Problem statement: Retype each entry below exactly as it stands.

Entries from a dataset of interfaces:
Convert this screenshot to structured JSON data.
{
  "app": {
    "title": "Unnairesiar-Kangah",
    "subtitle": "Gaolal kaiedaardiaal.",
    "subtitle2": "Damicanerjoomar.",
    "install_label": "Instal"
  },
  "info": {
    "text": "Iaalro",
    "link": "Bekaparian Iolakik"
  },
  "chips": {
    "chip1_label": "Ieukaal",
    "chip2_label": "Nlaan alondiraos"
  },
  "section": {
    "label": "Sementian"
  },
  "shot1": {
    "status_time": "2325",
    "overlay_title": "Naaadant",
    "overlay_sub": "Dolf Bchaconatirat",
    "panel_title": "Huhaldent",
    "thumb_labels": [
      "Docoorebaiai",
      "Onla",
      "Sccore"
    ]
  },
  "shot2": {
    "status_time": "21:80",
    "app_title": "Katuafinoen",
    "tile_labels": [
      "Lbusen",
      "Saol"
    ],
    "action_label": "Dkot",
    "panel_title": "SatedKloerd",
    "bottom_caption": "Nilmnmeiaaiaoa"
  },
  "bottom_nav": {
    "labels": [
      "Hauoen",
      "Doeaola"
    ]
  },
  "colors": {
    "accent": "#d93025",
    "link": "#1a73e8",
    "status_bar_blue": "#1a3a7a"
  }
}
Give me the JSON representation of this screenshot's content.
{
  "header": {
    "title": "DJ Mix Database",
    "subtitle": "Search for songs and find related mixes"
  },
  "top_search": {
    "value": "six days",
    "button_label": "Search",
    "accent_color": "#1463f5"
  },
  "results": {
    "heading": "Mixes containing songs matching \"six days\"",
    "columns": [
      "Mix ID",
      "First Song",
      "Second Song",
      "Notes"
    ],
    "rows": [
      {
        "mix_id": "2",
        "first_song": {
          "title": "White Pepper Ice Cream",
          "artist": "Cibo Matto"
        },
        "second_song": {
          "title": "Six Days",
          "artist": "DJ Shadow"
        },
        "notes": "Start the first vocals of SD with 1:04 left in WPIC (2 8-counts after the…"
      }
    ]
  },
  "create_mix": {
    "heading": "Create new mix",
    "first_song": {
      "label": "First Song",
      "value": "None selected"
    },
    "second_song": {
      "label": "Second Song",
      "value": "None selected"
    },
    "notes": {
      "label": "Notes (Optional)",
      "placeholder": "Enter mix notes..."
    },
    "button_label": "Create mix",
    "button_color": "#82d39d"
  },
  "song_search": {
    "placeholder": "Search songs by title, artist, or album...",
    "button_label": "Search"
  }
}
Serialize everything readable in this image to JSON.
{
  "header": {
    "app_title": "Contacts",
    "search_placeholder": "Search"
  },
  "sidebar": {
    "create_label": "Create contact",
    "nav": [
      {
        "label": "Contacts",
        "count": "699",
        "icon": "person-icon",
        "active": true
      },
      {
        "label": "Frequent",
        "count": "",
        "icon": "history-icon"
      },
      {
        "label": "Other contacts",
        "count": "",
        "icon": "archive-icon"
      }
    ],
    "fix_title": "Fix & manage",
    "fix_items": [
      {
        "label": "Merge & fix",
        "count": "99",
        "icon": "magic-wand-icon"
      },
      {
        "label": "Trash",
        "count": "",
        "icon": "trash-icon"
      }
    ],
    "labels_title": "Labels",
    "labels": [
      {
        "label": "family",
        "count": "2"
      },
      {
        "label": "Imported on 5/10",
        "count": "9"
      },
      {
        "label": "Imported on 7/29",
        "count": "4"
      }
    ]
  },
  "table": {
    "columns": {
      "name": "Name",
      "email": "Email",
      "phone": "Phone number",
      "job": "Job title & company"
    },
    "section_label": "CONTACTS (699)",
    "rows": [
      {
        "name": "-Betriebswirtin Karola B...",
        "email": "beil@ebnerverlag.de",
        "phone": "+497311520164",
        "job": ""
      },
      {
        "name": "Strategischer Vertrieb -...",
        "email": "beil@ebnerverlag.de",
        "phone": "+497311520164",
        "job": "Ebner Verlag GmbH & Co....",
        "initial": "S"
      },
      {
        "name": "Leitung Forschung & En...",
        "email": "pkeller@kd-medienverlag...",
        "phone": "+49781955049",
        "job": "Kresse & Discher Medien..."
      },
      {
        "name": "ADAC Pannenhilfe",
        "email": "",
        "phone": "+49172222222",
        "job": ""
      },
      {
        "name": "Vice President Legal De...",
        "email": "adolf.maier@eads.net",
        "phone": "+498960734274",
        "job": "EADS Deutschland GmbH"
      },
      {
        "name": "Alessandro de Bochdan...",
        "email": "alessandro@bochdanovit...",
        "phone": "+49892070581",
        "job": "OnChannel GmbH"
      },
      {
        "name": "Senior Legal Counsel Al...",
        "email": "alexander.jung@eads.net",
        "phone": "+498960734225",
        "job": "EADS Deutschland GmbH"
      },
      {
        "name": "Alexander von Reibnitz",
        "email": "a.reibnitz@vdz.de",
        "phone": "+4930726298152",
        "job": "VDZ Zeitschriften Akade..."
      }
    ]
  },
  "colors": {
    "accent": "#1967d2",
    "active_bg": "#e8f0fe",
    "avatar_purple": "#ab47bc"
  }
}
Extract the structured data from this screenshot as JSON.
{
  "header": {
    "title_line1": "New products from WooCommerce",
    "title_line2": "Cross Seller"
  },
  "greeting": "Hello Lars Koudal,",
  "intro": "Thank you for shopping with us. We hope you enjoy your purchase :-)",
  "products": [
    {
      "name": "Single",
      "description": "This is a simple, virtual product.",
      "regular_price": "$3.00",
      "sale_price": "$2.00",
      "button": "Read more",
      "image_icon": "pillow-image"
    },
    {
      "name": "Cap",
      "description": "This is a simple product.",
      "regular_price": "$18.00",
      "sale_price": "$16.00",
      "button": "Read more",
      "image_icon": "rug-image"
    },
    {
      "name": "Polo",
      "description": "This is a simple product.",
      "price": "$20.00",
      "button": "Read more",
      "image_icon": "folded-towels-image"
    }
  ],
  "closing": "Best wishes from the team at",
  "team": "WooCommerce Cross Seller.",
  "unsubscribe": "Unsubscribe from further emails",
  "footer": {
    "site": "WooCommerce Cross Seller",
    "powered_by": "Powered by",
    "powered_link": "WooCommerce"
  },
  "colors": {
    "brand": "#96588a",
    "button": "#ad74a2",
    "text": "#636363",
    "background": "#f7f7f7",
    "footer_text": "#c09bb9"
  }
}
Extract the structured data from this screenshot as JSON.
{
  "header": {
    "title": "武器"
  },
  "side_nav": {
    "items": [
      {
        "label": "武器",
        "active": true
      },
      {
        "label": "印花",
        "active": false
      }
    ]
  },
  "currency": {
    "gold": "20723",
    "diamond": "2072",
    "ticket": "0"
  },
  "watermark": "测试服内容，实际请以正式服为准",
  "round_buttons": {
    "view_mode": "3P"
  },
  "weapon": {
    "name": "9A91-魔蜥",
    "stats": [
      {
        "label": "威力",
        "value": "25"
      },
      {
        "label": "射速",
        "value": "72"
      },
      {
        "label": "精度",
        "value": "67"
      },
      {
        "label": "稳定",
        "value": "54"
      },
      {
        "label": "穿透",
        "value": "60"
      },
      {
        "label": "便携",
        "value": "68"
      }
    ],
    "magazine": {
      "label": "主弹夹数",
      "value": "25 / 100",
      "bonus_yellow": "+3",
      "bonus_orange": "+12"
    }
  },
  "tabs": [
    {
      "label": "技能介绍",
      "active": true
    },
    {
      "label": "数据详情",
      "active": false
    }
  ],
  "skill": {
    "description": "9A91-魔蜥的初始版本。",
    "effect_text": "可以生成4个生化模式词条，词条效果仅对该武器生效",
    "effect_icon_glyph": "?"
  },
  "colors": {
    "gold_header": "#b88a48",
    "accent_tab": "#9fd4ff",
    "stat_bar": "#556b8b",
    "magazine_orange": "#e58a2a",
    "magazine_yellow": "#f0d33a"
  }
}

Answer box:
Convert this screenshot to structured JSON data.
{
  "app": {
    "title": "Unnairesiar-Kangah",
    "subtitle": "Gaolal kaiedaardiaal.",
    "subtitle2": "Damicanerjoomar.",
    "install_label": "Instal"
  },
  "info": {
    "text": "Iaalro",
    "link": "Bekaparian Iolakik"
  },
  "chips": {
    "chip1_label": "Ieukaal",
    "chip2_label": "Nlaan alondiraos"
  },
  "section": {
    "label": "Sementian"
  },
  "shot1": {
    "status_time": "2325",
    "overlay_title": "Naaadant",
    "overlay_sub": "Dolf Bchaconatirat",
    "panel_title": "Huhaldent",
    "thumb_labels": [
      "Docoorebaiai",
      "Onla",
      "Sccore"
    ]
  },
  "shot2": {
    "status_time": "21:80",
    "app_title": "Katuafinoen",
    "tile_labels": [
      "Lbusen",
      "Saol"
    ],
    "action_label": "Dkot",
    "panel_title": "SatedKloerd",
    "bottom_caption": "Nilmnmeiaaiaoa"
  },
  "bottom_nav": {
    "labels": [
      "Hauoen",
      "Doeaola"
    ]
  },
  "colors": {
    "accent": "#d93025",
    "link": "#1a73e8",
    "status_bar_blue": "#1a3a7a"
  }
}
Give me the JSON representation of this screenshot's content.
{
  "header": {
    "title": "DJ Mix Database",
    "subtitle": "Search for songs and find related mixes"
  },
  "top_search": {
    "value": "six days",
    "button_label": "Search",
    "accent_color": "#1463f5"
  },
  "results": {
    "heading": "Mixes containing songs matching \"six days\"",
    "columns": [
      "Mix ID",
      "First Song",
      "Second Song",
      "Notes"
    ],
    "rows": [
      {
        "mix_id": "2",
        "first_song": {
          "title": "White Pepper Ice Cream",
          "artist": "Cibo Matto"
        },
        "second_song": {
          "title": "Six Days",
          "artist": "DJ Shadow"
        },
        "notes": "Start the first vocals of SD with 1:04 left in WPIC (2 8-counts after the…"
      }
    ]
  },
  "create_mix": {
    "heading": "Create new mix",
    "first_song": {
      "label": "First Song",
      "value": "None selected"
    },
    "second_song": {
      "label": "Second Song",
      "value": "None selected"
    },
    "notes": {
      "label": "Notes (Optional)",
      "placeholder": "Enter mix notes..."
    },
    "button_label": "Create mix",
    "button_color": "#82d39d"
  },
  "song_search": {
    "placeholder": "Search songs by title, artist, or album...",
    "button_label": "Search"
  }
}
Serialize everything readable in this image to JSON.
{
  "header": {
    "app_title": "Contacts",
    "search_placeholder": "Search"
  },
  "sidebar": {
    "create_label": "Create contact",
    "nav": [
      {
        "label": "Contacts",
        "count": "699",
        "icon": "person-icon",
        "active": true
      },
      {
        "label": "Frequent",
        "count": "",
        "icon": "history-icon"
      },
      {
        "label": "Other contacts",
        "count": "",
        "icon": "archive-icon"
      }
    ],
    "fix_title": "Fix & manage",
    "fix_items": [
      {
        "label": "Merge & fix",
        "count": "99",
        "icon": "magic-wand-icon"
      },
      {
        "label": "Trash",
        "count": "",
        "icon": "trash-icon"
      }
    ],
    "labels_title": "Labels",
    "labels": [
      {
        "label": "family",
        "count": "2"
      },
      {
        "label": "Imported on 5/10",
        "count": "9"
      },
      {
        "label": "Imported on 7/29",
        "count": "4"
      }
    ]
  },
  "table": {
    "columns": {
      "name": "Name",
      "email": "Email",
      "phone": "Phone number",
      "job": "Job title & company"
    },
    "section_label": "CONTACTS (699)",
    "rows": [
      {
        "name": "-Betriebswirtin Karola B...",
        "email": "beil@ebnerverlag.de",
        "phone": "+497311520164",
        "job": ""
      },
      {
        "name": "Strategischer Vertrieb -...",
        "email": "beil@ebnerverlag.de",
        "phone": "+497311520164",
        "job": "Ebner Verlag GmbH & Co....",
        "initial": "S"
      },
      {
        "name": "Leitung Forschung & En...",
        "email": "pkeller@kd-medienverlag...",
        "phone": "+49781955049",
        "job": "Kresse & Discher Medien..."
      },
      {
        "name": "ADAC Pannenhilfe",
        "email": "",
        "phone": "+49172222222",
        "job": ""
      },
      {
        "name": "Vice President Legal De...",
        "email": "adolf.maier@eads.net",
        "phone": "+498960734274",
        "job": "EADS Deutschland GmbH"
      },
      {
        "name": "Alessandro de Bochdan...",
        "email": "alessandro@bochdanovit...",
        "phone": "+49892070581",
        "job": "OnChannel GmbH"
      },
      {
        "name": "Senior Legal Counsel Al...",
        "email": "alexander.jung@eads.net",
        "phone": "+498960734225",
        "job": "EADS Deutschland GmbH"
      },
      {
        "name": "Alexander von Reibnitz",
        "email": "a.reibnitz@vdz.de",
        "phone": "+4930726298152",
        "job": "VDZ Zeitschriften Akade..."
      }
    ]
  },
  "colors": {
    "accent": "#1967d2",
    "active_bg": "#e8f0fe",
    "avatar_purple": "#ab47bc"
  }
}
Extract the structured data from this screenshot as JSON.
{
  "header": {
    "title_line1": "New products from WooCommerce",
    "title_line2": "Cross Seller"
  },
  "greeting": "Hello Lars Koudal,",
  "intro": "Thank you for shopping with us. We hope you enjoy your purchase :-)",
  "products": [
    {
      "name": "Single",
      "description": "This is a simple, virtual product.",
      "regular_price": "$3.00",
      "sale_price": "$2.00",
      "button": "Read more",
      "image_icon": "pillow-image"
    },
    {
      "name": "Cap",
      "description": "This is a simple product.",
      "regular_price": "$18.00",
      "sale_price": "$16.00",
      "button": "Read more",
      "image_icon": "rug-image"
    },
    {
      "name": "Polo",
      "description": "This is a simple product.",
      "price": "$20.00",
      "button": "Read more",
      "image_icon": "folded-towels-image"
    }
  ],
  "closing": "Best wishes from the team at",
  "team": "WooCommerce Cross Seller.",
  "unsubscribe": "Unsubscribe from further emails",
  "footer": {
    "site": "WooCommerce Cross Seller",
    "powered_by": "Powered by",
    "powered_link": "WooCommerce"
  },
  "colors": {
    "brand": "#96588a",
    "button": "#ad74a2",
    "text": "#636363",
    "background": "#f7f7f7",
    "footer_text": "#c09bb9"
  }
}
Extract the structured data from this screenshot as JSON.
{
  "header": {
    "title": "武器"
  },
  "side_nav": {
    "items": [
      {
        "label": "武器",
        "active": true
      },
      {
        "label": "印花",
        "active": false
      }
    ]
  },
  "currency": {
    "gold": "20723",
    "diamond": "2072",
    "ticket": "0"
  },
  "watermark": "测试服内容，实际请以正式服为准",
  "round_buttons": {
    "view_mode": "3P"
  },
  "weapon": {
    "name": "9A91-魔蜥",
    "stats": [
      {
        "label": "威力",
        "value": "25"
      },
      {
        "label": "射速",
        "value": "72"
      },
      {
        "label": "精度",
        "value": "67"
      },
      {
        "label": "稳定",
        "value": "54"
      },
      {
        "label": "穿透",
        "value": "60"
      },
      {
        "label": "便携",
        "value": "68"
      }
    ],
    "magazine": {
      "label": "主弹夹数",
      "value": "25 / 100",
      "bonus_yellow": "+3",
      "bonus_orange": "+12"
    }
  },
  "tabs": [
    {
      "label": "技能介绍",
      "active": true
    },
    {
      "label": "数据详情",
      "active": false
    }
  ],
  "skill": {
    "description": "9A91-魔蜥的初始版本。",
    "effect_text": "可以生成4个生化模式词条，词条效果仅对该武器生效",
    "effect_icon_glyph": "?"
  },
  "colors": {
    "gold_header": "#b88a48",
    "accent_tab": "#9fd4ff",
    "stat_bar": "#556b8b",
    "magazine_orange": "#e58a2a",
    "magazine_yellow": "#f0d33a"
  }
}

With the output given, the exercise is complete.